We began our first full day by driving about one hour to the Summer Palace, aka Peterhof Palace. Instead of a single building, this particular palace is instead a cluster of several buildings and gardens built over a sprawling 3900 hectares of land. Referred to as the “Russian Versailles,” this palace, in fact, was inspired by the actual Versailles in France; its architect, Jean-Baptiste le Blond, was even French himself. It was built in the early 18th century and intended for Peter the Great, the then-ruling tsar, but only ever-occupied by his successor, Catherine the Great, who was the longest-ruling female leader of Russia.
Today, the Peterhof Palace is one of the most-popular tourist attractions for the city, drawing in about 5.3 million people per year. It’s a museum dedicated to the royal Russian families, with numerous rooms all elegant in design like those of French châteaux. We spent the morning visiting the interior, with its lavish gilded walls that had been restored in the early 2000’s. The Palace Gardens followed, with its intricately-trimmed hedges and countless fountains– we took a moment to watch one of the fountain’s water shows before we headed out. Despite our two-hour visit, we barely scratched the surface of the palace– however, I could tell that its opulence rivaled that of France’s Versailles, which is saying a lot for the original!

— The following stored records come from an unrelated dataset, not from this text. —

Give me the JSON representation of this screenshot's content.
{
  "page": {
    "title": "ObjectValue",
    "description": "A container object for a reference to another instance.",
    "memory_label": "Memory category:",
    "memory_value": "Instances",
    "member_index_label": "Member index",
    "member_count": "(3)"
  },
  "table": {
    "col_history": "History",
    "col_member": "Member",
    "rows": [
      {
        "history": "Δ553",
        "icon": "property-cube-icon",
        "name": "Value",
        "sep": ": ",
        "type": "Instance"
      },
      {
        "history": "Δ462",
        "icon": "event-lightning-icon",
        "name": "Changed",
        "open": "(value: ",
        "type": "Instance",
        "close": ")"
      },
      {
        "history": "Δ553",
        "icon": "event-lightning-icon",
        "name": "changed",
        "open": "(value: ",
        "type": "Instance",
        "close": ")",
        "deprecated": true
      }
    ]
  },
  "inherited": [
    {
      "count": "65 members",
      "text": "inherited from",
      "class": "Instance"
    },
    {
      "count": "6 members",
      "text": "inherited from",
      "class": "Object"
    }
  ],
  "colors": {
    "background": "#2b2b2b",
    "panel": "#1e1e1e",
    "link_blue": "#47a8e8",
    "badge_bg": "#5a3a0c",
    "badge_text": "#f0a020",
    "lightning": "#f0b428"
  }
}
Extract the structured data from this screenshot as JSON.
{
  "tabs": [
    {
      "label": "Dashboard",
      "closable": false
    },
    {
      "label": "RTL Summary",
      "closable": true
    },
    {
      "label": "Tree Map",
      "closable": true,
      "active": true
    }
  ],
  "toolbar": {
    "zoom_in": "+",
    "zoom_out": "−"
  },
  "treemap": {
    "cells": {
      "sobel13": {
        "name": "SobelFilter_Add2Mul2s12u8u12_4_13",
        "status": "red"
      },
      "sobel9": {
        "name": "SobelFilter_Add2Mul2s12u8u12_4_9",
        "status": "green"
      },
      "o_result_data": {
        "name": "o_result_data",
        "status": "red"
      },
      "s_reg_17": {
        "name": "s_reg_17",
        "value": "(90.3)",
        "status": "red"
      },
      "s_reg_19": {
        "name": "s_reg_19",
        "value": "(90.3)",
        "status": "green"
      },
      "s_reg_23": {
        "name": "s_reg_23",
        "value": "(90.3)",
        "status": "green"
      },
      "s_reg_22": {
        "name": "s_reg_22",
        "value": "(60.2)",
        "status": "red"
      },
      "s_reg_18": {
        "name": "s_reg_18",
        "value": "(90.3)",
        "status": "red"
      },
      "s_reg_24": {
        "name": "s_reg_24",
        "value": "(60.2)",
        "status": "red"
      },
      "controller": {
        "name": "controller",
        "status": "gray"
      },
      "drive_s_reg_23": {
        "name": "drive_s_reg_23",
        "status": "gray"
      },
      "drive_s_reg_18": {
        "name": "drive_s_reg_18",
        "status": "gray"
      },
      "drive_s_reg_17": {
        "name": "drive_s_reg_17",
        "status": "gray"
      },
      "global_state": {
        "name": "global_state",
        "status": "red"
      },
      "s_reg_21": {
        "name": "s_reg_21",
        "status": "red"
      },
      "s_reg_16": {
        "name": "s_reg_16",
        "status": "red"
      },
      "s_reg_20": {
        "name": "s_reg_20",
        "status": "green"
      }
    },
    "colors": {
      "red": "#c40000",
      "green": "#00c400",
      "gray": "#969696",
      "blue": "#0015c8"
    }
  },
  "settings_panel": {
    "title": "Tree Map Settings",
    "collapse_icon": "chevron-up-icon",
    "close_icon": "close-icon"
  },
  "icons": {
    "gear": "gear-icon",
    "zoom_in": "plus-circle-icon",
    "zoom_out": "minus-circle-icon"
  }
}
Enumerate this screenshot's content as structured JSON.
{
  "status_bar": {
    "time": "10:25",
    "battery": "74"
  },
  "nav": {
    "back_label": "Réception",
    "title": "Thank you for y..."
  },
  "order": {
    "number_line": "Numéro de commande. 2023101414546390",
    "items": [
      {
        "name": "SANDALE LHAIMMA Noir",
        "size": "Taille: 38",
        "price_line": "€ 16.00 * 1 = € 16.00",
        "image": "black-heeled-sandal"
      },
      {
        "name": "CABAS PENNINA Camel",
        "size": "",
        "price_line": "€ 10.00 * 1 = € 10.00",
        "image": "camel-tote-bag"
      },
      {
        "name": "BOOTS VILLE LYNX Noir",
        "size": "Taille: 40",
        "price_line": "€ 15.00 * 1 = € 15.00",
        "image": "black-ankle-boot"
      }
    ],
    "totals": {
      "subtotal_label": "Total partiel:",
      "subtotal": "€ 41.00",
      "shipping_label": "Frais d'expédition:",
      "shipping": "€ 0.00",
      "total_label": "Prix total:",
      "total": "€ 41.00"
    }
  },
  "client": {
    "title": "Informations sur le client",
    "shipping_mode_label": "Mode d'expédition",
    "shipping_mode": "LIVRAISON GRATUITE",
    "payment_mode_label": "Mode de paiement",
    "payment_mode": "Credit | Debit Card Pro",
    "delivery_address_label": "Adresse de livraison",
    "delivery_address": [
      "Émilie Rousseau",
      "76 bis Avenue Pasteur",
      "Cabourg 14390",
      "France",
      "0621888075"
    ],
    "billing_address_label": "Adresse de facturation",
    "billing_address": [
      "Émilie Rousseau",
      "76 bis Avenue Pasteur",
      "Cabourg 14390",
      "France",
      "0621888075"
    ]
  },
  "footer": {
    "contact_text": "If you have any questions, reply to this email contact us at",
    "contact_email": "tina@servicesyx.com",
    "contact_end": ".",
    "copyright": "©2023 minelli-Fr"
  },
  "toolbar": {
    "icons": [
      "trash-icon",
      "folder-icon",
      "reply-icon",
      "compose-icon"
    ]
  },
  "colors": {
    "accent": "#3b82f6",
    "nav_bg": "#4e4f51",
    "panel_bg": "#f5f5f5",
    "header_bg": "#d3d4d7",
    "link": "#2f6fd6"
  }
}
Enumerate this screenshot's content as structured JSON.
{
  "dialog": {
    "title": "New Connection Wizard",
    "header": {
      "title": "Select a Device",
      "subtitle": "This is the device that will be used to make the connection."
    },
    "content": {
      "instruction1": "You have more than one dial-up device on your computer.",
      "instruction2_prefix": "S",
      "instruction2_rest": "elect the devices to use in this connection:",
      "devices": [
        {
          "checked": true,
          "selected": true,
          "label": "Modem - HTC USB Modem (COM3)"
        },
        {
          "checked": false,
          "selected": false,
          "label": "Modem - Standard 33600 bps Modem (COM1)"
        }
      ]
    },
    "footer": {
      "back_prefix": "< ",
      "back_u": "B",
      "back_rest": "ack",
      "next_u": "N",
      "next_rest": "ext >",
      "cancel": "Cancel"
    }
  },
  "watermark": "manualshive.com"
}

It was another one-hour drive back to the city center. Saint Petersburg is by no means small with over 5 million inhabitants and 600 square kilometers– that said, we encountered traffic on our way in, especially to the touristy parts of town. I also noticed a considerable amount of pollution in the center, which made the city look rather drab. Goes to show that even with the architectural masterpieces on every block, a big city still has a gritty, pollution problem to solve!
We soon arrived in the city center, and we made a stop at the Yusupov Palace (aka “Moika Palace”). It’s named after Felix Yusupov, the general who killed the infamous Rasputin in the early 20th century. Long story short, Yusupov befriended the influential mystic to gather information and plan his assassination– considering that Rasputin’s influence over the last tsar of Russia eventually lead to the empire’s downfall, the assassination in 1916 was a tad too late to save the monarchy. The palace itself isn’t as extravagant as Peterhof, but it still boasted a lovely ballroom and music room where we listened to a five-men choir performance.
Russia is known for several notable souvenirs, one of them including its painted Easter eggs. Granted, such items are common throughout Central and Eastern Europe, but all the same, these eggs are beautifully-crafted from stone material (e.g. porcelain, jade, even gold) and often painted with religious imagery. We bought a few of them before heading off.
It was almost 14:00 when we stopped for lunch. We had a four-course meal, which consisted of thinly-sliced pork, a “seven-vegetable” soup, chicken, and a sour-berry tart. The meal came with a glass of champagne, which tasted awful. Vodka was also served, but I decided to pass on it– I was of drinking age in Europe back then, but not so in the U.S. And even if I was in Russia, I wasn’t used to hard liquor, so I end up offering my shot to someone else. All the same, I appreciated the generous, complementary food and drink that the tour offered us that day, which gave us the energy to continue sight-seeing later that afternoon.
Stay tuned for the second part of my time in Saint Petersburg!